Third Infantry Division's 'Maximus' takes center stage at Fort Stewart
July 24, 2012
FORT STEWART, Ga. (July 24, 2012) -- Army Vice Chief of Staff Gen. Lloyd J. Austin III reunited with former team members today at Fort Stewart, and helped make a Third Infantry Division vehicle dedication ceremony a historic event.
The Third Infantry Division Commander, Maj. Gen. Robert "Abe" Abrams, said the ceremony honoring the last M4 Command and Control Vehicle, nicknamed "Maximus," and its actions in the Iraq invasion of 2003, was especially noteworthy as the original crew was on-hand, including Austin, who helped spearhead the division's effort, in "Maximus," as the Third Infantry Division Assistant Division Commander (Maneuver).
Reuniting with his original crew, Abrams and Third Infantry Division Command Sgt. Major Edd Watson, asked the former crew members to help dedicate "Maximus" C2V in front of the Lt. Col. Keith L. Ware Building on Fort Stewart. The crew in attendance included Austin; Col. Ross Coffman, Col. Robert Foster, Mike Culpepper, Heath Bates, Sgt. 1st Class Earl Francis, Chief Warrant Officer 2 Robert Streeper, Sgt. Maj. Jerry Kimble, and Sgt. 1st Class Robert Brown. The only other crew member, who wasn't available for the day's ceremony was retired Staff Sgt. Ramon Borjas.
Austin selected the M4 for its mission as a command and control as the vehicle offered durability, speed, and capability of integrating with the Army's Battle Command System. "Maximus" joined two other M4 vehicles "Zeus" and "El Cid" as the Division spearheaded Marne Division's movement from Kuwait to Baghdad, in their effort to oust Saddam Hussein from power, and help liberate the people Iraq.
Abrams said that "Maximus," and the other M4s, helped carry the battle in Iraq with constant communications as the division applied speed and violence to ensure decisive operations.
During the operation, then-Third Infantry Division Commanding General Maj. Gen. Buford Blount was in "Zeus," and elements of the 3rd ID intelligence, Air Defense, and Chemical Staff Sections, rode in "El Cid."

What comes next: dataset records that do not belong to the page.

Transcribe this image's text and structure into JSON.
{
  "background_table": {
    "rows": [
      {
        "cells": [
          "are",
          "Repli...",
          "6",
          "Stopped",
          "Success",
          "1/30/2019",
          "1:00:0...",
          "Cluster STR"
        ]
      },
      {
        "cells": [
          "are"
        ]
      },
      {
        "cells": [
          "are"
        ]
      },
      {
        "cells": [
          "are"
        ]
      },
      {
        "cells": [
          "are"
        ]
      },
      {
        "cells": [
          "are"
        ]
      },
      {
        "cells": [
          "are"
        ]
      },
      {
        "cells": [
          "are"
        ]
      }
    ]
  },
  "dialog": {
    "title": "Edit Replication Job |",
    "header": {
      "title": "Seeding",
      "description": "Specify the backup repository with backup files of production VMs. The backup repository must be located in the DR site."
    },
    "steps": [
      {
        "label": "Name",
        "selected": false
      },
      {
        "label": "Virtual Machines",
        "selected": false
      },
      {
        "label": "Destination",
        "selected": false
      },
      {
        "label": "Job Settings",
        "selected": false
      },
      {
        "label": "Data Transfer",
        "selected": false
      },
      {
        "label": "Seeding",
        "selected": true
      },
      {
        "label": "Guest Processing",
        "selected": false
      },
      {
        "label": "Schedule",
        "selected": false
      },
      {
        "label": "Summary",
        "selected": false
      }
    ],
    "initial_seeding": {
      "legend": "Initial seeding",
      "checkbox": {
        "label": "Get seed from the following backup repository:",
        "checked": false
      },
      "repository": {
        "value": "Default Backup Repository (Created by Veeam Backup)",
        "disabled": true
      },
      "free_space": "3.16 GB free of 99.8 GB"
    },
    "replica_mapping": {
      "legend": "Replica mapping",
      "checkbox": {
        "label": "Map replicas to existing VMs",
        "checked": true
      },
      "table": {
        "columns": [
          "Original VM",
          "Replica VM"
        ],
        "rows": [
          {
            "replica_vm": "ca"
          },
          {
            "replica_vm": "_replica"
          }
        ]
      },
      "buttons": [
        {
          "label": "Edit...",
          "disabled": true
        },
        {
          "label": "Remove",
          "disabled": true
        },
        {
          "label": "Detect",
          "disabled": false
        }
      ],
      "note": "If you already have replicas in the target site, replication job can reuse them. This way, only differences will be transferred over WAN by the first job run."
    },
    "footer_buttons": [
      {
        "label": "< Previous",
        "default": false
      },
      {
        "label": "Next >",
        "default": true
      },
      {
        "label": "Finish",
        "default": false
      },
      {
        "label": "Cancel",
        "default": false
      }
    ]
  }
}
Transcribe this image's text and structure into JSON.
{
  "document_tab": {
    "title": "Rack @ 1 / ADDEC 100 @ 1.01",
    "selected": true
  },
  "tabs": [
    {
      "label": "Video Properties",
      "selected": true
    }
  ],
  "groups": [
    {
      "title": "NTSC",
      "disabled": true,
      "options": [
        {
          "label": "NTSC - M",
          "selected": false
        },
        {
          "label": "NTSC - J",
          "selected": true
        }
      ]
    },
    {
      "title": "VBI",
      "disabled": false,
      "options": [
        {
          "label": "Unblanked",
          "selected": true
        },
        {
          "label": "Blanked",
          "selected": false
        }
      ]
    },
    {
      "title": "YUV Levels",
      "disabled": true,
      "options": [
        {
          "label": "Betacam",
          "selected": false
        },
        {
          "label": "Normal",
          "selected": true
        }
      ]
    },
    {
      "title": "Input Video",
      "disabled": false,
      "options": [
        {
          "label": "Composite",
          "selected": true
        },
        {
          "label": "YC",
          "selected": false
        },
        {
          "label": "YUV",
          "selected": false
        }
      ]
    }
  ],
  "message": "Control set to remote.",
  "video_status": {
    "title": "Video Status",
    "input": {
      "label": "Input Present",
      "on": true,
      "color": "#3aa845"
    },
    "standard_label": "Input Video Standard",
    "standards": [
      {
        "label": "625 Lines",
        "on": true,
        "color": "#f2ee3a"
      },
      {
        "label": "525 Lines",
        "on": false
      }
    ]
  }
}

Austin said it was an honor to attend the dedication ceremony and to have served in with the Third Infantry Division. He said he appreciated the Third Infantry Division remembering the M4 and the Soldiers who participated in Operation Iraqi Freedom, with the dedication.
"This represents the great efforts of all those Soldiers who were a part of that (Operation Iraqi Freedom -- 2003 push into Iraq) and the remarkable things they did," Austin said. "I am proud to be a part of that."
The dedication marker for "Maximus" notes the M4 was named after the roman word for "greatest" or "largest." The title "Maximus" was exemplified by Tiberius Claudius Maximus, a Roman Soldier who served in the Dacian Wars, who was a famous cavalryman and expert in mounted combat. "Zeus" was named after the Greek's "all-father" and god of sky and thunder; while "El Cid," was named after the Spanish lord-master of military arts, Rodrigo Die Vivar, called "El Cid." who lived 1043-1099.
The M4's were impressive military machines at 25.5 feet in length, 10.5 feet tall, weighing about 57,000 pounds. Operated by a crew of three to eight Soldiers, the vehicle boasted a 70-kilometer-per-hour speed and could travel about 275 miles on one tank of fuel. At the heart of the M4 was a VT903 Cummins Diesel engine, which provided more than 600 horsepower.
"Zeus" and "El Cid" became part of the Army's recycling program, but "Maximus," will live on in a place of honor in front of the Third Infantry Division Command and Control Facility on Fort Stewart.
Contributing authors were FSGA Staff, Walter W. Meeks III, and Pat Young.